By Lefteris Papadimas
ATHENS Dec 3 Greece will unveil details of a
bond buy-back crucial to efforts by foreign lenders to trim the
country's ballooning debt, hoping the terms will draw enough
investors and unblock vital aid.
Since plans for the buy-back were announced on Tuesday,
questions have swirled about whether it will tempt enough
bondholders to cut Greek debt by a net 20 billion euros.
Under the plan, Greece aims to cut its overall indebtedness
by spending 10 billion euros from its rescue package to buy back
about 30 billion euros of bonds for less than it would have to
pay if its creditors held them to maturity.
A senior government official said Athens would unveil the
terms of the deal on Monday before a meeting of euro zone
finance ministers, at which Greek minister Yannis Stournaras
would brief his counterparts.
"There will be a debriefing by the Greek minister on the
steps he will have taken by then," said a senior EU official.
"On Monday you will see it all."
Euro zone officials said the bloc hoped Greece would be able
to repurchase at least 40 billion euros of its own bonds.
The price that Athens will offer bondholders is likely to
vary depending on the bond rather than be a uniform rate for all
holders, a senior Greek finance official has told Reuters.
On the secondary market, Greek bonds eligible under the
buy-back ranged from 25.15 to 34.41 cents in the euro at the
close of trading on Nov. 23, Reuters data showed.
Greece's lenders agreed this week that the bonds, which have
a nominal value of 63 billion euros, would not be purchased for
more than the closing price on that date.
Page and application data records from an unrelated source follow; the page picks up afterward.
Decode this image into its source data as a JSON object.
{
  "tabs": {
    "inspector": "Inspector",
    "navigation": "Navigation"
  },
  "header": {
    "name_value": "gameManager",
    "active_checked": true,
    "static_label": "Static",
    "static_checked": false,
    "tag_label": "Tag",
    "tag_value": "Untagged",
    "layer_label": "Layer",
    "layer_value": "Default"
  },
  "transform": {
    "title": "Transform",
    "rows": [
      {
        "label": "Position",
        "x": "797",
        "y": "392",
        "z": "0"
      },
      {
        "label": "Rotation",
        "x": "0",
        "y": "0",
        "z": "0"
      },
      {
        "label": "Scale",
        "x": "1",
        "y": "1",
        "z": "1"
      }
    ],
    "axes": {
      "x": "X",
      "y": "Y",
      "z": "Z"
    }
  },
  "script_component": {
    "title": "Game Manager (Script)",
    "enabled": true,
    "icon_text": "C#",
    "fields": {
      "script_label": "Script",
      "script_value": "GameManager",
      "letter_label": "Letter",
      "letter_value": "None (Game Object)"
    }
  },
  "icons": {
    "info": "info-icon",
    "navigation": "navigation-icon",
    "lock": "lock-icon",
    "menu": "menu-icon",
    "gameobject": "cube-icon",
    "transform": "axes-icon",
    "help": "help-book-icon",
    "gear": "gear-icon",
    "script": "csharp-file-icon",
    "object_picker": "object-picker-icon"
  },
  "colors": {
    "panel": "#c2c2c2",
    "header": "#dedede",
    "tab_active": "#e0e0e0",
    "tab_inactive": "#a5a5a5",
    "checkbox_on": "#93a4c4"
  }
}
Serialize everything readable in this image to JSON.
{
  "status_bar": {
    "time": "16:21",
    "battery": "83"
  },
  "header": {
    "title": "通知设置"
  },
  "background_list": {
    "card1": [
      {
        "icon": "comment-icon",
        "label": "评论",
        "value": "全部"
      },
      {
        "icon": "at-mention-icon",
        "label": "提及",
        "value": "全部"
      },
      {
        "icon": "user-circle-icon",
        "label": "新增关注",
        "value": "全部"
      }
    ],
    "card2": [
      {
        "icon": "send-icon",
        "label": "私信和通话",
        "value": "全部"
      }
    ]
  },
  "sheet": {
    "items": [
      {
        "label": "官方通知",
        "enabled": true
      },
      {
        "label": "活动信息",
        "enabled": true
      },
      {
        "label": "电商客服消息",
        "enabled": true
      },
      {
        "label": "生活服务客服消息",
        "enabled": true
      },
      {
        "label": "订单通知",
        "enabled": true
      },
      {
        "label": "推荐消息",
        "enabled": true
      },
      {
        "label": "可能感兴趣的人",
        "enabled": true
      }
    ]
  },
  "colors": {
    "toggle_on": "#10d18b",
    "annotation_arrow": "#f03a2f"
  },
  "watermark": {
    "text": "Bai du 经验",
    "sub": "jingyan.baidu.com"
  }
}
The offer goes in
theory also to holders of about 4 billion euros of old Greek
bonds, who refused to take part in a debt cut scheme in March.
A Reuters calculator on the buy-back shows that if the
buy-back price was set at the Nov 23 closing prices, even a 50
percent participation rate would be enough for a successful deal
- in this instance, Athens would have to spend just 8.7 billion
euros to buy back debt worth 31.5 billion euros.
For Athens to spend 10 billion euros, it would have to buy
back around 60 percent of the outstanding bonds. This could save
Greece 39 billion euros gross on the face value of the bonds and
the interest payments due on them.
Athens has pressed its banks - which hold nearly 17 billion
euros of the bonds - to take part in the deal, saying it was the
"patriotic duty" of Greeks to ensure the buy-back is a success.
"The buy-back must succeed. It's our patriotic duty to
succeed, it is important for the country's credibility,"
Stournaras said last week.
Despite fears that Greek banks - already battered by the
country's deep economic crisis - would be forced to book losses
from the buy-back there have been growing indications they are
likely to participate.
Prime Minister Antonis Samaras said Greek banks would
benefit from the voluntary debt buy-back - which is crucial to
unlocking aid that will largely be used to recapitalise them -
since they held Greek bonds at lower prices on their books.
"They won't lose any of their capital but will end up with
more liquidity," he was quoted as saying in an interview with
Sunday's Proto Thema newspaper.
The deal is seen as a golden opportunity for hedge funds
which have bought the bonds at rock-bottom prices.
Athens must complete the buy-backs by Dec. 13 to receive
more than 30 billion euros in bailout payments.
Greek pension funds holding more than 8 billion euros of the
bonds will not take part, Samaras said.
"The debt buy-back does not concern the pension funds," he
said. "We wouldn't erase the debt even if we took the funds'
bonds. These are seen as arrears of the state to itself."